Adafruit PiTFT 2.8″ on Ubuntu
If your trying to get the Adafruit 2.8″ display running on a Raspbian distro get yourself along to the Adafruit pages as they have done all the hardwork for you and there is little more your going to need to know to get things up and running. If however your wanting to get things running with the Ubuntu distro I spoke of briefly on the Ubuntu on the Pi 2 page then read on….
I am by no means an expert at this sort of thing but I have managed to hack it together to give me the desired result, I would happily accept any pointers and hints on how to do this properly!
The only way the nice people at Adafruit are distributing the PiTFT kernel packages right now is thru apt.adafruit.com so you’ll still need to run:
curl -SLs https://apt.adafruit.com/add | sudo bash
To add apt.adafruit.com to your list of software sources, once that is complete we need to install the kernal with the following command:
sudo apt-get install -y adafruit-pitft-helper
That’s the kernel installed, all you have to do is run the helper which will configure the kernel device tree overlays and add the few configurations to make the console show up
sudo adafruit-pitft-helper -t 28r -u /home/linaro
Screen rotation is controlled via the boot config, so edit /boot/config.txt with the following command:
sudo nano /boot/config.txt
and at the end of the file add the following lines
[pi1] device_tree=bcm2708-rpi-b-plus.dtb [pi2] device_tree=bcm2709-rpi-2-b.dtb [all] dtparam=spi=on dtparam=i2c1=on dtparam=i2c_arm=on dtoverlay=pitft28r,rotate=90,speed=32000000,fps=20
There are a few bits in there that deserve extra explanation…

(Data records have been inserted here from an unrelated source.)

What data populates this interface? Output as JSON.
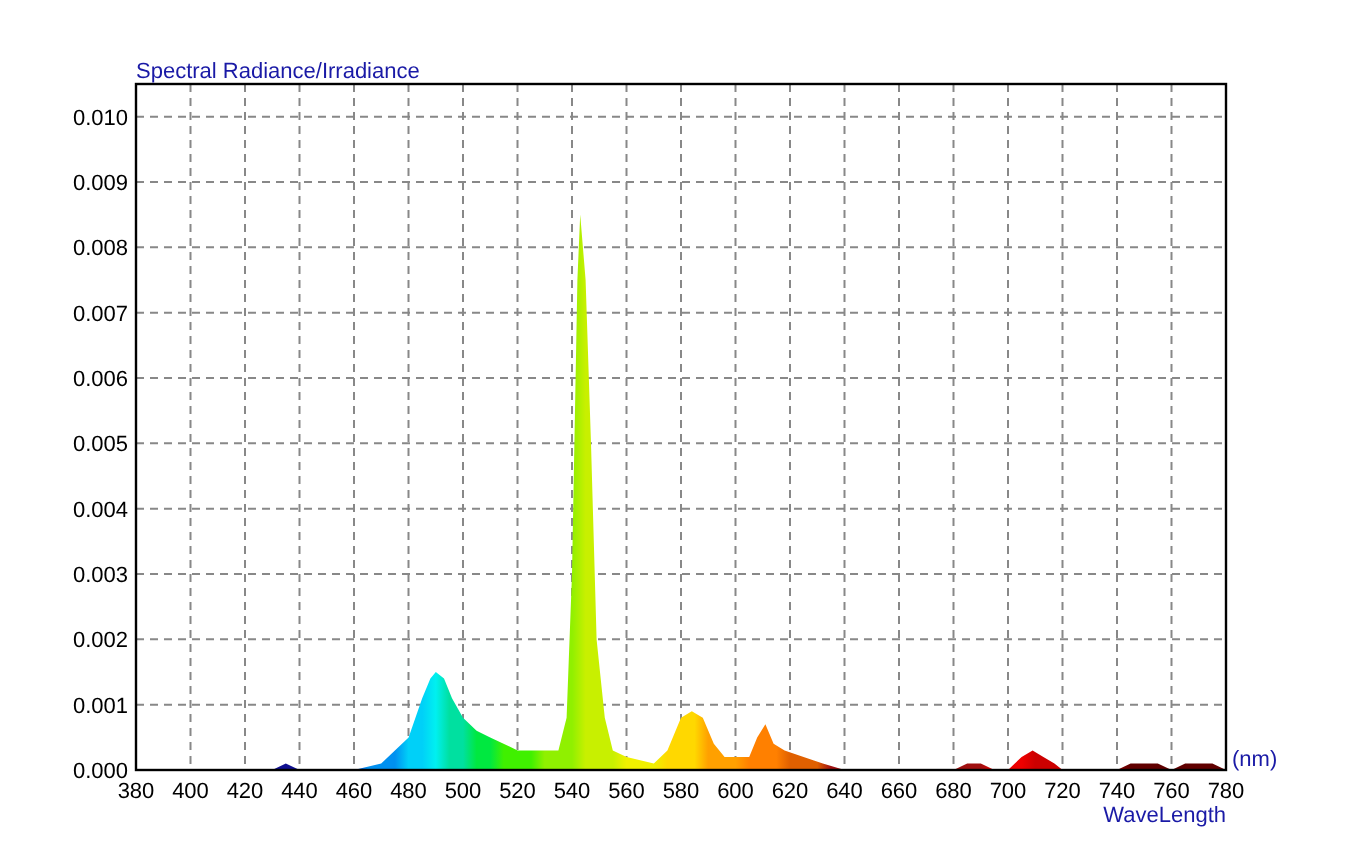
{
  "chart": {
    "unit_label": "(nm)",
    "chart_data": {
      "type": "area",
      "title": "Spectral Radiance/Irradiance",
      "xlabel": "WaveLength",
      "x": [
        380,
        430,
        435,
        440,
        455,
        460,
        470,
        480,
        485,
        488,
        490,
        493,
        496,
        500,
        505,
        510,
        520,
        530,
        535,
        538,
        540,
        542,
        543,
        545,
        547,
        549,
        552,
        555,
        560,
        570,
        575,
        580,
        584,
        588,
        592,
        596,
        600,
        605,
        608,
        611,
        614,
        618,
        625,
        632,
        640,
        680,
        685,
        690,
        695,
        700,
        705,
        709,
        713,
        717,
        720,
        740,
        745,
        755,
        760,
        765,
        775,
        780
      ],
      "values": [
        0,
        0,
        0.0001,
        0,
        0,
        0,
        0.0001,
        0.0005,
        0.0011,
        0.0014,
        0.0015,
        0.0014,
        0.0011,
        0.0008,
        0.0006,
        0.0005,
        0.0003,
        0.0003,
        0.0003,
        0.0008,
        0.003,
        0.0075,
        0.0085,
        0.0075,
        0.005,
        0.002,
        0.0008,
        0.0003,
        0.0002,
        0.0001,
        0.0003,
        0.0008,
        0.0009,
        0.0008,
        0.0004,
        0.0002,
        0.0002,
        0.0002,
        0.0005,
        0.0007,
        0.0004,
        0.0003,
        0.0002,
        0.0001,
        0,
        0,
        0.0001,
        0.0001,
        0,
        0,
        0.0002,
        0.0003,
        0.0002,
        0.0001,
        0,
        0,
        0.0001,
        0.0001,
        0,
        0.0001,
        0.0001,
        0
      ],
      "grid": true,
      "xlim": [
        380,
        780
      ],
      "ylim": [
        0,
        0.0105
      ],
      "xticks": [
        380,
        400,
        420,
        440,
        460,
        480,
        500,
        520,
        540,
        560,
        580,
        600,
        620,
        640,
        660,
        680,
        700,
        720,
        740,
        760,
        780
      ],
      "yticks": [
        {
          "value": 0,
          "label": "0.000"
        },
        {
          "value": 0.001,
          "label": "0.001"
        },
        {
          "value": 0.002,
          "label": "0.002"
        },
        {
          "value": 0.003,
          "label": "0.003"
        },
        {
          "value": 0.004,
          "label": "0.004"
        },
        {
          "value": 0.005,
          "label": "0.005"
        },
        {
          "value": 0.006,
          "label": "0.006"
        },
        {
          "value": 0.007,
          "label": "0.007"
        },
        {
          "value": 0.008,
          "label": "0.008"
        },
        {
          "value": 0.009,
          "label": "0.009"
        },
        {
          "value": 0.01,
          "label": "0.010"
        }
      ]
    }
  }
}
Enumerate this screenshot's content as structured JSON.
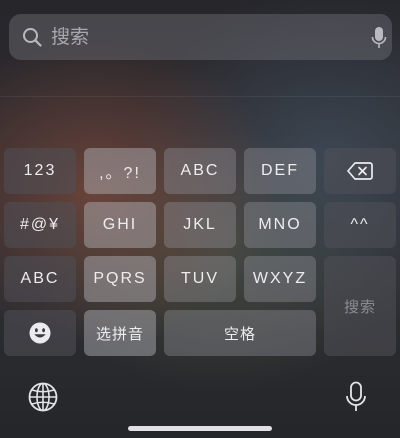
{
  "search": {
    "placeholder": "搜索"
  },
  "keyboard": {
    "row1": {
      "numbers": "123",
      "punct": ",。?!",
      "abc": "ABC",
      "def": "DEF"
    },
    "row2": {
      "symbols": "#@¥",
      "ghi": "GHI",
      "jkl": "JKL",
      "mno": "MNO",
      "emoticon": "^^"
    },
    "row3": {
      "abc_mode": "ABC",
      "pqrs": "PQRS",
      "tuv": "TUV",
      "wxyz": "WXYZ"
    },
    "row4": {
      "pinyin": "选拼音",
      "space": "空格"
    },
    "search_key": "搜索"
  }
}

The rotate= variable tells the driver to rotate the screen 0 90 180 or 270 degrees.
0 is portrait, with the bottom near the USB jacks
90 is landscape, with the bottom of the screen near the headphone jack

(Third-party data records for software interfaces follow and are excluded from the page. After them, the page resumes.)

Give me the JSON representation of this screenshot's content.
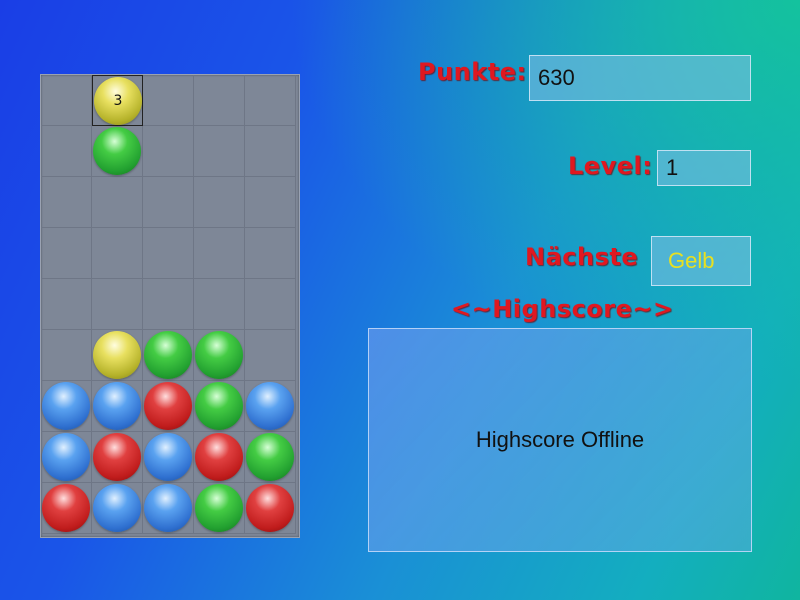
{
  "labels": {
    "score": "Punkte:",
    "level": "Level:",
    "next": "Nächste",
    "highscore": "<~Highscore~>"
  },
  "values": {
    "score": "630",
    "level": "1",
    "next": "Gelb"
  },
  "highscore_status": "Highscore Offline",
  "colors": {
    "label": "#e01820",
    "next_value": "#e8e020",
    "yellow": "#d0cc3a",
    "green": "#2fb03a",
    "blue": "#3a82e0",
    "red": "#d02828"
  },
  "board": {
    "columns": 5,
    "rows": 9,
    "grid": [
      [
        "",
        "yellow",
        "",
        "",
        ""
      ],
      [
        "",
        "green",
        "",
        "",
        ""
      ],
      [
        "",
        "",
        "",
        "",
        ""
      ],
      [
        "",
        "",
        "",
        "",
        ""
      ],
      [
        "",
        "",
        "",
        "",
        ""
      ],
      [
        "",
        "yellow",
        "green",
        "green",
        ""
      ],
      [
        "blue",
        "blue",
        "red",
        "green",
        "blue"
      ],
      [
        "blue",
        "red",
        "blue",
        "red",
        "green"
      ],
      [
        "red",
        "blue",
        "blue",
        "green",
        "red"
      ]
    ],
    "selected": {
      "row": 0,
      "col": 1,
      "counter": "3"
    }
  }
}
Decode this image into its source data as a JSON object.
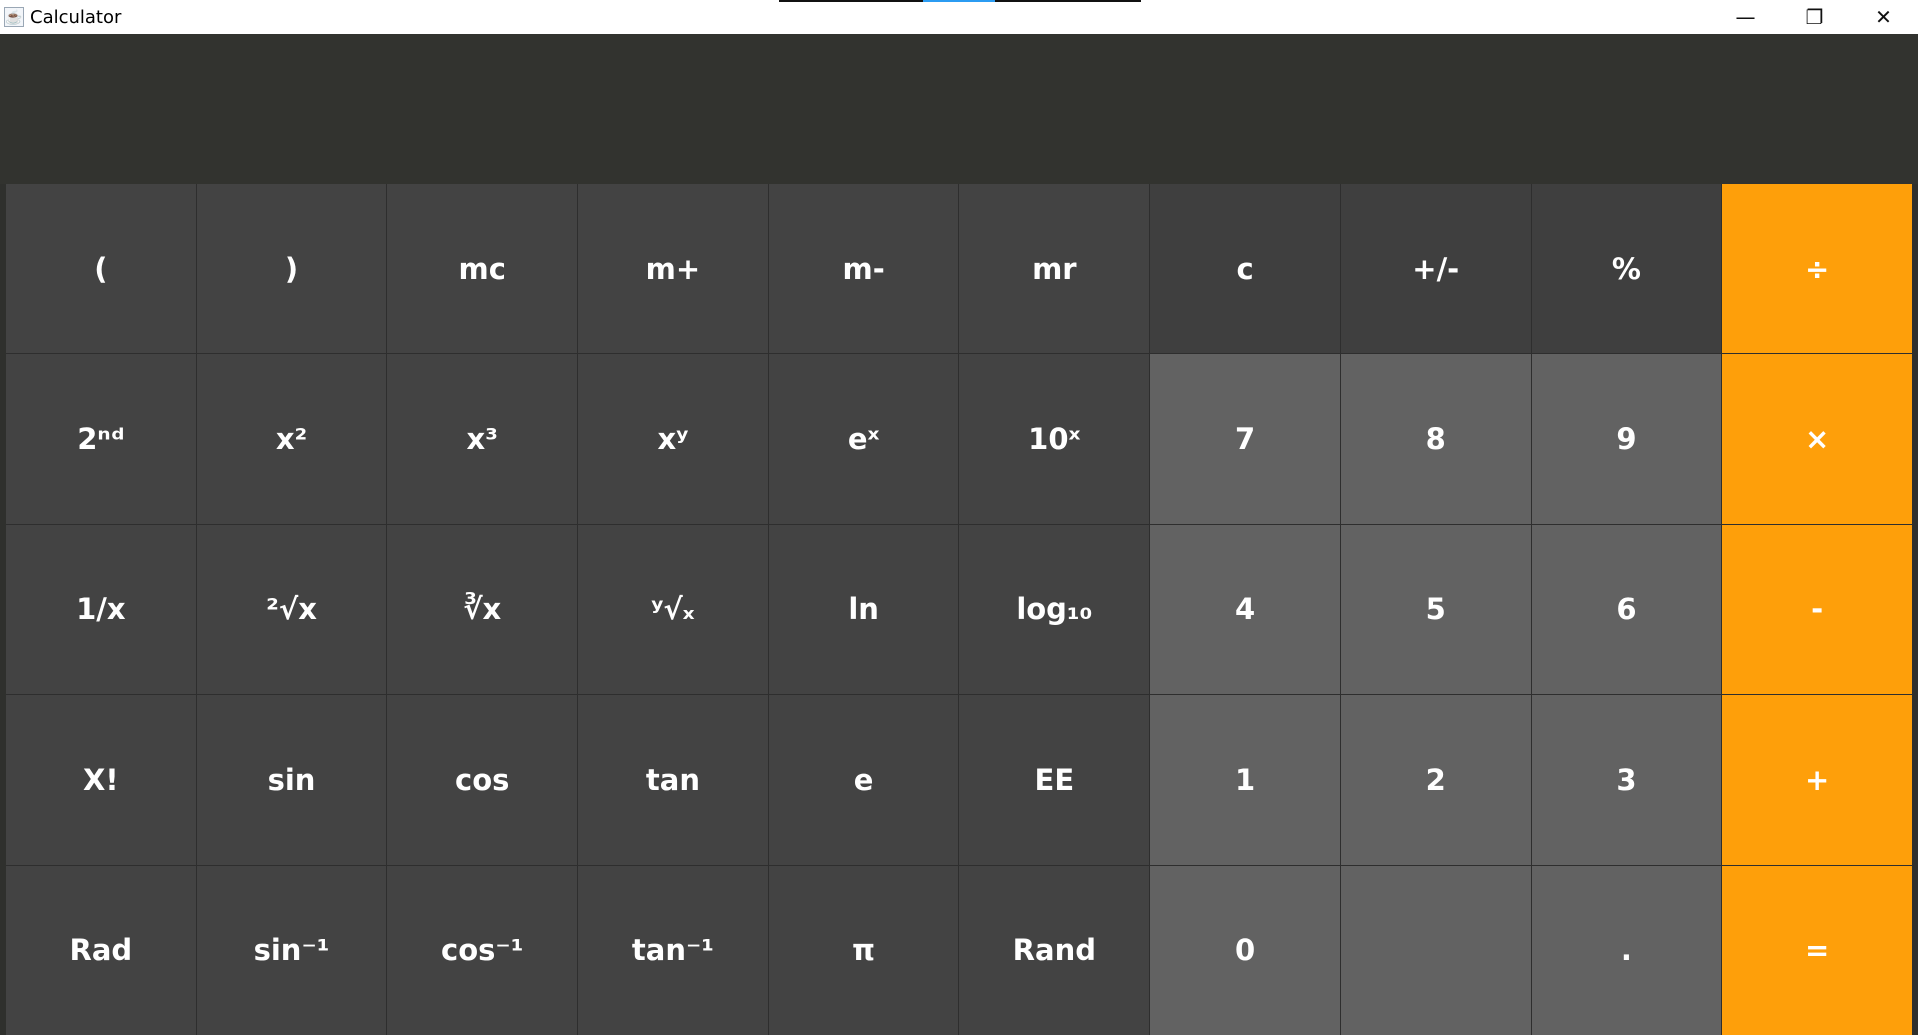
{
  "window": {
    "title": "Calculator",
    "icon": "java-cup-icon",
    "controls": {
      "minimize": "—",
      "restore": "❐",
      "close": "✕"
    }
  },
  "display": {
    "value": ""
  },
  "colors": {
    "operator": "#fe9f0a",
    "function_key": "#434343",
    "digit_key": "#626262",
    "display_bg": "#32332f"
  },
  "keys": {
    "row1": [
      "(",
      ")",
      "mc",
      "m+",
      "m-",
      "mr",
      "c",
      "+/-",
      "%",
      "÷"
    ],
    "row2": [
      "2ⁿᵈ",
      "x²",
      "x³",
      "xʸ",
      "eˣ",
      "10ˣ",
      "7",
      "8",
      "9",
      "×"
    ],
    "row3": [
      "1/x",
      "²√x",
      "∛x",
      "ʸ√ₓ",
      "ln",
      "log₁₀",
      "4",
      "5",
      "6",
      "-"
    ],
    "row4": [
      "X!",
      "sin",
      "cos",
      "tan",
      "e",
      "EE",
      "1",
      "2",
      "3",
      "+"
    ],
    "row5": [
      "Rad",
      "sin⁻¹",
      "cos⁻¹",
      "tan⁻¹",
      "π",
      "Rand",
      "0",
      "",
      ".",
      "="
    ]
  }
}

180 is portrait, with the top near the USB jacks
270 is landscape, with the top of the screen near the headphone jack.
The speed= variable tells the driver how to fast to drive the display. 32MHz (32000000) is a good place to start but if your screen is acting funny, try taking it down to 16MHz (16000000) especially if you’re doing something like using a GPIO extender to put the screen away from the Pi.
All the way through testing I had the screen attached to an additional riser as I need the additional space to gain access to the extra GPIO pins on the Pi 2 without any issues on the speed side of things.
You will require a reboot before any of these changes will take effect
If you have changed the screen rotation you will need to re-calibrate the touch screen
If everything is working up to this point then as the Pi 2 started up the PiTFT should have been white, and then turned black, and a bunch of the console during boot will be displayed, before it just seams to freeze… don’t panic all this has happened is the display has now been directed over to the HDMI port as per the pre-config of the Ubuntu build, this is easily fixed with a quick edit of the
sudo nano /etc/X11/xorg.conf
Have a look for the line
Option "fbdev" "/dev/fb0"
and change it to read
Option "fbdev" "/dev/fb1"
This will direct screen output to the PiTFT all of the time
If you want to stop LXDE starting by default when we power the Pi 2 up, run the following to rename the lxdm config file:
sudo mv /etc/init/lxdm.conf /etc/init/lxdm.conf.nostart
If you ever want to put it back you can by running the following command
sudo mv /etc/init/lxdm.conf.nostart /etc/init/lxdm.conf
Have fun and play safe